MATERIAL PROVIDED Block Start

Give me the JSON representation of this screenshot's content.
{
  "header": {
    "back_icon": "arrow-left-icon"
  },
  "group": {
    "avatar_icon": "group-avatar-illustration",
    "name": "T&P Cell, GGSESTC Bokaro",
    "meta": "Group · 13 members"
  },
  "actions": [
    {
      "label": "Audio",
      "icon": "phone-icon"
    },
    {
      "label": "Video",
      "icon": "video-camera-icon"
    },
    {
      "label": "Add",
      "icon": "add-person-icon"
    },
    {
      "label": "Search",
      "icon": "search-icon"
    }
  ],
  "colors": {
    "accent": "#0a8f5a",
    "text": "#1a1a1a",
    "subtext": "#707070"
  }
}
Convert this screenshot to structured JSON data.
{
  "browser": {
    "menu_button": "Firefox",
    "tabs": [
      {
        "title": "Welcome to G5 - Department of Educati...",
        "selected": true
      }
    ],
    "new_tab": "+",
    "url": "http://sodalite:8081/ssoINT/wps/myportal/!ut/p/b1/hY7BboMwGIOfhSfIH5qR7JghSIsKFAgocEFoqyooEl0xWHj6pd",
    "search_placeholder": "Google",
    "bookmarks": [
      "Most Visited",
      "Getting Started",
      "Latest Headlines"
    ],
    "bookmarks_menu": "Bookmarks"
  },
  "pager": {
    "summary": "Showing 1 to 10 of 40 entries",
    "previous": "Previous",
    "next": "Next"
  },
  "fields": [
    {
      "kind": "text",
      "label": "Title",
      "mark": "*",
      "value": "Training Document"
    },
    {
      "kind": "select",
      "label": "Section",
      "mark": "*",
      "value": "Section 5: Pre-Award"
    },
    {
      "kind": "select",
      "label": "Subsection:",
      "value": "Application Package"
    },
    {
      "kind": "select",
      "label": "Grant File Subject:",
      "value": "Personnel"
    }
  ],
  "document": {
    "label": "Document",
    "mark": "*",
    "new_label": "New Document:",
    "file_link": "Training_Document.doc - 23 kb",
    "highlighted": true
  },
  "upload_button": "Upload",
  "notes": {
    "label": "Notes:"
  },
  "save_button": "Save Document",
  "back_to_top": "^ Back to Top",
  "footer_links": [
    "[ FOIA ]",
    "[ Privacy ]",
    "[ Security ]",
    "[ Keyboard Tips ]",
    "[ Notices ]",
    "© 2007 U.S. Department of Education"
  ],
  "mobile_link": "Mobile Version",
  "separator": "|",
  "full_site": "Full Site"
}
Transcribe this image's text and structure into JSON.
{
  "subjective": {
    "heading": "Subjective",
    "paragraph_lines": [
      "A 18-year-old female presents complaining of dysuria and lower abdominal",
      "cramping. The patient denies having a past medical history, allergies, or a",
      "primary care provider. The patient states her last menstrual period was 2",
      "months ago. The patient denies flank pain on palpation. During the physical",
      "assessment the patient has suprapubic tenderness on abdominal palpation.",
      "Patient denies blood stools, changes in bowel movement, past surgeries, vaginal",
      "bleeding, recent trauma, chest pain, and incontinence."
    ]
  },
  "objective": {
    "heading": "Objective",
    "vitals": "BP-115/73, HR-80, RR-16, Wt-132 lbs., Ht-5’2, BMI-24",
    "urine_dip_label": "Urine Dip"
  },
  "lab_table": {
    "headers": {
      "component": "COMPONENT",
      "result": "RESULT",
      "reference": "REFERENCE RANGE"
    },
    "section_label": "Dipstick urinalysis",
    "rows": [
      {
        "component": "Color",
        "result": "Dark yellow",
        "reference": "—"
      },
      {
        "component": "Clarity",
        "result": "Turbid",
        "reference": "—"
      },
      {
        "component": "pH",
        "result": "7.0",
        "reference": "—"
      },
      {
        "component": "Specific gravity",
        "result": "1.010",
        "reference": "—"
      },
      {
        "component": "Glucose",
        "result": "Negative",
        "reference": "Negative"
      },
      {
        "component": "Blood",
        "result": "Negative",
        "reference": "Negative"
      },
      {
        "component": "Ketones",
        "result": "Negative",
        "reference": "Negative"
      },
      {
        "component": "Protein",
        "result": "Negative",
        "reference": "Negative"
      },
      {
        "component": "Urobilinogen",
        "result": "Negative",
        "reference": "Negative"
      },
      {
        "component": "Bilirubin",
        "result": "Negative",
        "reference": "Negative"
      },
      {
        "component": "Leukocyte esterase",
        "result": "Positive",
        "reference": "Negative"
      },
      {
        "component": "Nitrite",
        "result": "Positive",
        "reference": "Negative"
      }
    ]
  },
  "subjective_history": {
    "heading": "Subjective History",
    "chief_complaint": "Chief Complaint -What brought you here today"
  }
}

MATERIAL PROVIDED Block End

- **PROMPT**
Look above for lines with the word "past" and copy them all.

- **ANSWER SPACE**
      "cramping. The patient denies having a past medical history, allergies, or a",
      "Patient denies blood stools, changes in bowel movement, past surgeries, vaginal",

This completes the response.